It's normal to feel frustrated and overwhelmed as a mother sometimes. But if you find yourself snapping at your children more than you feel comfortable with, get five bobbins and try this.
Viral for all the right reasons, a hair tie hack has been doing the rounds across social media in a bid to promote positive parenting behaviours and people cannot get enough of it, nor can we.
The hack first appeared on the blog The Reformed Idealist Mom, after blogger turned author Kelly Holmes found herself becoming short-tempered with one of her three daughters.
"My personal goal is to talk to my kids with the same level of respect and kindness that I use to talk to my husband. The good news is that for the most part, I do talk to my oldest and my youngest that way."
"But my poor middle child. Something about the preschooler-ness of my preschooler was turning me into an angry mother every time I opened my mouth to talk to her. I needed help," she wrote.
The idea is, each day when you wake up you place five hair bobbins on one of your wrists. Then at any point throughout the day when you yell or be unkind in any way you remove one of the bobbins from your wrist and place it on the other hand.
The ultimate goal is to not move any of the hand ties to the other wrist but if you happen to slip up, you must do five kind and loving things with your child to make up for your irrational behaviour.
"If you catch yourself snapping at your kiddo, move one hair tie to the other wrist. But your goal is actually to make it to the end of the day with all 5 hair ties on the original wrist," she writes.
"You can “earn back” one hair tie by doing five simple things to reconnect with your kid. Research shows that to have a healthy relationship, for every one negative interaction you need 5 positive interactions to balance that out."
But does it really work?
According to Holmes, she needed to try something different and believed a few elasticated bobbins on my wrist certainly wasn’t going to hurt anyone.
As it turned out the visual cue of the hair ties with the gentle pressure on her wrist was a magical combination.
"The first morning I wore them at home with my preschooler and toddler, I didn’t snap once. All I needed was a little nudge to jolt myself out of that angry mother habit."

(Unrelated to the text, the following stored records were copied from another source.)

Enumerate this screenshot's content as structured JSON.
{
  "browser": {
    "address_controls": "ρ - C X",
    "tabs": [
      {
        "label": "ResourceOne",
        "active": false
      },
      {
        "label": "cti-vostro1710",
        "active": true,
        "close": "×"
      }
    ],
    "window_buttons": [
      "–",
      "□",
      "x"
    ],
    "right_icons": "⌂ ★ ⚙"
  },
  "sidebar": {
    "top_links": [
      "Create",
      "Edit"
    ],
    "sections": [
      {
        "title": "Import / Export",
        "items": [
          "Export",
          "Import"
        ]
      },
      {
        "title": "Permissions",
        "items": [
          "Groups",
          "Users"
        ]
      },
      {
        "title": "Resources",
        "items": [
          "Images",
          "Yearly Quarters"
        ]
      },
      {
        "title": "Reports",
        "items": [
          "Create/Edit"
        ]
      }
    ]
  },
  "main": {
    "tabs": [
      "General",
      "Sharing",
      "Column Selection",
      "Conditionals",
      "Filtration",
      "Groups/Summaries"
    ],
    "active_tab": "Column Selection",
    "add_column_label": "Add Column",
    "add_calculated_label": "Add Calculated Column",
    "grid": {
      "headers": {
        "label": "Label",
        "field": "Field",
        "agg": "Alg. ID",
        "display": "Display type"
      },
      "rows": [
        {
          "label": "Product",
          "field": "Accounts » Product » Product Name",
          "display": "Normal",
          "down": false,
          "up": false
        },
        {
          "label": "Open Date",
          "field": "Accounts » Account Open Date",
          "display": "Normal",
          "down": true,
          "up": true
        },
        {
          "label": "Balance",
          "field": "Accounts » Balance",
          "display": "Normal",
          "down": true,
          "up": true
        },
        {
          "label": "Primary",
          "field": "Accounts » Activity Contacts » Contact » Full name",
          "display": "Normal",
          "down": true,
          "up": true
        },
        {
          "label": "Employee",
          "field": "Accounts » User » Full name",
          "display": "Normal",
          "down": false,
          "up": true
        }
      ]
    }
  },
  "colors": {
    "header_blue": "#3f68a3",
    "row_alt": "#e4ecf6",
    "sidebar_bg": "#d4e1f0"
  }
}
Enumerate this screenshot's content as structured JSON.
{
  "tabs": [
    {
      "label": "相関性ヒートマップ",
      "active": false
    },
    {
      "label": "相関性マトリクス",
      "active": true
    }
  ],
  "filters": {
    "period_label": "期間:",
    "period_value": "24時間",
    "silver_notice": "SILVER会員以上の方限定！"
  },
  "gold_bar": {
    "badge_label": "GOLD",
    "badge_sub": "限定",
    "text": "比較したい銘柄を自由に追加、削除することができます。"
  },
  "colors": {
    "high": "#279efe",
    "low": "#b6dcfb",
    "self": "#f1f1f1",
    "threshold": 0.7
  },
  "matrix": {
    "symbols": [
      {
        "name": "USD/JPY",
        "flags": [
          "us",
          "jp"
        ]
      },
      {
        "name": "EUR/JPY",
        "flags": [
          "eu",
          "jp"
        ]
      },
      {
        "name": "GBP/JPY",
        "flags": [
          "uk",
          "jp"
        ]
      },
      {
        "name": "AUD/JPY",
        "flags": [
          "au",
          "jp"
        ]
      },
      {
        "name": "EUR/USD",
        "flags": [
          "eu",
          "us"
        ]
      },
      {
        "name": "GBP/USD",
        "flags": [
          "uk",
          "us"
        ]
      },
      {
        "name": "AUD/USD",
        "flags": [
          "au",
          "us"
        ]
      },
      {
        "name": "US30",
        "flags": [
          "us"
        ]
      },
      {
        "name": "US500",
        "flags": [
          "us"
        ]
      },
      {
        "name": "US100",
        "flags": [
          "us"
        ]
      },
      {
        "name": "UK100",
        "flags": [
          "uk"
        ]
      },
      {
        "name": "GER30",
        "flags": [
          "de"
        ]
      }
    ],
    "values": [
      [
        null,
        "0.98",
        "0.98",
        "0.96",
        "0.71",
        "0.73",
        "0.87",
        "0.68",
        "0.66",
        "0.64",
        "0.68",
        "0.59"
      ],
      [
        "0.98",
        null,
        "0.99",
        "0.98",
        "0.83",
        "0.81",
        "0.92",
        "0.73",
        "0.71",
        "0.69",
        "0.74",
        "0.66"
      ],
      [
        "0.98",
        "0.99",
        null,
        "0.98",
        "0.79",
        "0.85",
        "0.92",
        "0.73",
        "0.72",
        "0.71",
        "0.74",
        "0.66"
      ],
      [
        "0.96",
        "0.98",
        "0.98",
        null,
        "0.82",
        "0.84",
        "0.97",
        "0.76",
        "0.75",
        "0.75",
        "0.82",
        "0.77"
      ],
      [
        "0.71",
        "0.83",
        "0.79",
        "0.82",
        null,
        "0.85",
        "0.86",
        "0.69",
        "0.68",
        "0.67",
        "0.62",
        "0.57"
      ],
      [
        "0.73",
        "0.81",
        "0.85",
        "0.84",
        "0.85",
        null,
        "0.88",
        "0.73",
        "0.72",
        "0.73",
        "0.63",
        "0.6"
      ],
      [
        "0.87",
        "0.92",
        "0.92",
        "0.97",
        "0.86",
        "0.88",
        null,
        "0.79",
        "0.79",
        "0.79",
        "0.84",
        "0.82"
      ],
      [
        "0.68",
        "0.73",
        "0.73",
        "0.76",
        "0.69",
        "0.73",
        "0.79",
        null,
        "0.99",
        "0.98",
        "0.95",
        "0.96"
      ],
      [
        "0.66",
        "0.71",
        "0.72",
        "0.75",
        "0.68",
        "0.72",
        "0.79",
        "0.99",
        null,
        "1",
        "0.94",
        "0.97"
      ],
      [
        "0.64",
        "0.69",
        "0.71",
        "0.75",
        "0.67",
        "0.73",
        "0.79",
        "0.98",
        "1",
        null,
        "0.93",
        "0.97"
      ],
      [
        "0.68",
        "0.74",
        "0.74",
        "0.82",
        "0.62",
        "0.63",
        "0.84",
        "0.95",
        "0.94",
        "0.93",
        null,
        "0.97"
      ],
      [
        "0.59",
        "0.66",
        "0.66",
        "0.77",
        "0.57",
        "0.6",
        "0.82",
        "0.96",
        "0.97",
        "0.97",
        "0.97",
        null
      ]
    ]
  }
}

"Later I did snap, but I was highly motivated to move that hair tie back to the other wrist, so we repaired the damage quickly," she continued.
Like with everything awesome in life, Holmes thought it was all a fluke that it would "wear off over time," and she would revert to being an angry mother with her middle child.
Much to her surprise, months later the hair tie hack is still working wonders. Proving the hack does help you become a better parent.
"I talk to my preschooler with love and kindness in my voice instead of annoyance and frustration."